Data about app and page elements:
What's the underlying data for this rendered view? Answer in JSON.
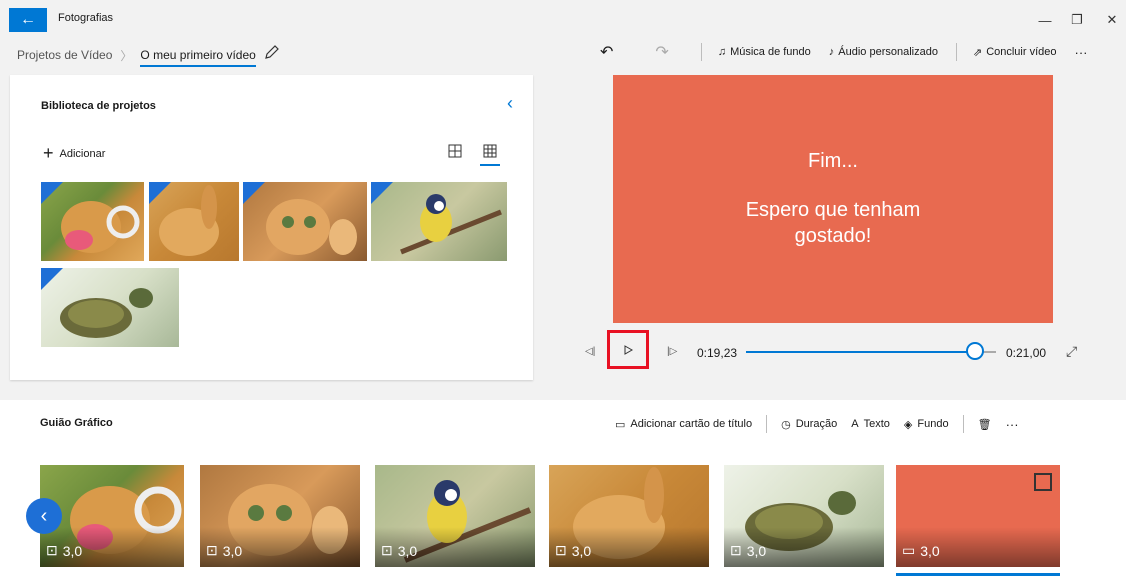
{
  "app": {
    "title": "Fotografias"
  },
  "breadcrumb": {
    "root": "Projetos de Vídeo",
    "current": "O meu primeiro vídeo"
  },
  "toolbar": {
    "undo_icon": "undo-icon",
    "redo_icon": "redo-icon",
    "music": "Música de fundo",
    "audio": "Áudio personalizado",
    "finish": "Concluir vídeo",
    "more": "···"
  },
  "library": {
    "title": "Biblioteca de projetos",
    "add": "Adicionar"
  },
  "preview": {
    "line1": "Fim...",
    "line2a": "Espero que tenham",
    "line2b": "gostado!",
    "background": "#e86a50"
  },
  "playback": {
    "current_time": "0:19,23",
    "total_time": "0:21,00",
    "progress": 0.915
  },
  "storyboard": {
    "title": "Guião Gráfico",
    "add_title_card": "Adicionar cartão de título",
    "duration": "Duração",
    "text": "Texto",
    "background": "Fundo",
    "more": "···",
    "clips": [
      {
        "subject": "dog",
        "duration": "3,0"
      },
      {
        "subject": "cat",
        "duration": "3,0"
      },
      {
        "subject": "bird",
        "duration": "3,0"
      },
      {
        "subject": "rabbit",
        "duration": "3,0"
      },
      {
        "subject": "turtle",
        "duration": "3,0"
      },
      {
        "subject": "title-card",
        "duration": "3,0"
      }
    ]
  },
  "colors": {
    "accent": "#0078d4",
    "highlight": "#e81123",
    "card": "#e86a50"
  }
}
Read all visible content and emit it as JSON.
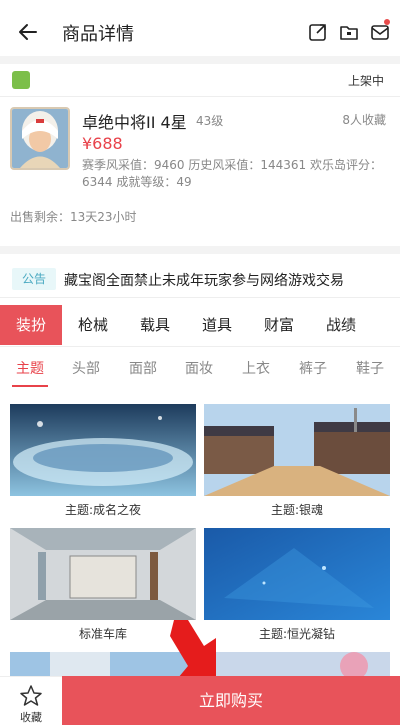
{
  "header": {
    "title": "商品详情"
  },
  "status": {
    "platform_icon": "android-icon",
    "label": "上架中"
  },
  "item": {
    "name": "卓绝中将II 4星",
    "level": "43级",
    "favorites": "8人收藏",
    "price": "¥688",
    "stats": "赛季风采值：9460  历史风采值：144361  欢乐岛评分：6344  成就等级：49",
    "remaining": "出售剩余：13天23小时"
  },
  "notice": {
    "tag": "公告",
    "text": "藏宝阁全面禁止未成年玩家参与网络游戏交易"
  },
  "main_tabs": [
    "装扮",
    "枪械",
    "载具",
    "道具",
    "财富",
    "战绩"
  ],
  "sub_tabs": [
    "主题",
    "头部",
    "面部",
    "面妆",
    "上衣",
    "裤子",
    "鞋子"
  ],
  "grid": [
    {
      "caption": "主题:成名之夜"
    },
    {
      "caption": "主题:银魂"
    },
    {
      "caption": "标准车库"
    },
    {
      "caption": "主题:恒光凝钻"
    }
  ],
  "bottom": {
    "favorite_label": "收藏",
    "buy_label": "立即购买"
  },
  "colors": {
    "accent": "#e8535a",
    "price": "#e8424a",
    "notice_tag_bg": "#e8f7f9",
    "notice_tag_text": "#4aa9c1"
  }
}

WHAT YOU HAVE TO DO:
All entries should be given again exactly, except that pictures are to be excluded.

RESPONSE BELOW:
What's the underlying data for this rendered view? Answer in JSON.
{
  "app": {
    "title": "Fotografias"
  },
  "breadcrumb": {
    "root": "Projetos de Vídeo",
    "current": "O meu primeiro vídeo"
  },
  "toolbar": {
    "undo_icon": "undo-icon",
    "redo_icon": "redo-icon",
    "music": "Música de fundo",
    "audio": "Áudio personalizado",
    "finish": "Concluir vídeo",
    "more": "···"
  },
  "library": {
    "title": "Biblioteca de projetos",
    "add": "Adicionar"
  },
  "preview": {
    "line1": "Fim...",
    "line2a": "Espero que tenham",
    "line2b": "gostado!",
    "background": "#e86a50"
  },
  "playback": {
    "current_time": "0:19,23",
    "total_time": "0:21,00",
    "progress": 0.915
  },
  "storyboard": {
    "title": "Guião Gráfico",
    "add_title_card": "Adicionar cartão de título",
    "duration": "Duração",
    "text": "Texto",
    "background": "Fundo",
    "more": "···",
    "clips": [
      {
        "subject": "dog",
        "duration": "3,0"
      },
      {
        "subject": "cat",
        "duration": "3,0"
      },
      {
        "subject": "bird",
        "duration": "3,0"
      },
      {
        "subject": "rabbit",
        "duration": "3,0"
      },
      {
        "subject": "turtle",
        "duration": "3,0"
      },
      {
        "subject": "title-card",
        "duration": "3,0"
      }
    ]
  },
  "colors": {
    "accent": "#0078d4",
    "highlight": "#e81123",
    "card": "#e86a50"
  }
}
Read all visible content and emit it as JSON.
{
  "header": {
    "title": "商品详情"
  },
  "status": {
    "platform_icon": "android-icon",
    "label": "上架中"
  },
  "item": {
    "name": "卓绝中将II 4星",
    "level": "43级",
    "favorites": "8人收藏",
    "price": "¥688",
    "stats": "赛季风采值：9460  历史风采值：144361  欢乐岛评分：6344  成就等级：49",
    "remaining": "出售剩余：13天23小时"
  },
  "notice": {
    "tag": "公告",
    "text": "藏宝阁全面禁止未成年玩家参与网络游戏交易"
  },
  "main_tabs": [
    "装扮",
    "枪械",
    "载具",
    "道具",
    "财富",
    "战绩"
  ],
  "sub_tabs": [
    "主题",
    "头部",
    "面部",
    "面妆",
    "上衣",
    "裤子",
    "鞋子"
  ],
  "grid": [
    {
      "caption": "主题:成名之夜"
    },
    {
      "caption": "主题:银魂"
    },
    {
      "caption": "标准车库"
    },
    {
      "caption": "主题:恒光凝钻"
    }
  ],
  "bottom": {
    "favorite_label": "收藏",
    "buy_label": "立即购买"
  },
  "colors": {
    "accent": "#e8535a",
    "price": "#e8424a",
    "notice_tag_bg": "#e8f7f9",
    "notice_tag_text": "#4aa9c1"
  }
}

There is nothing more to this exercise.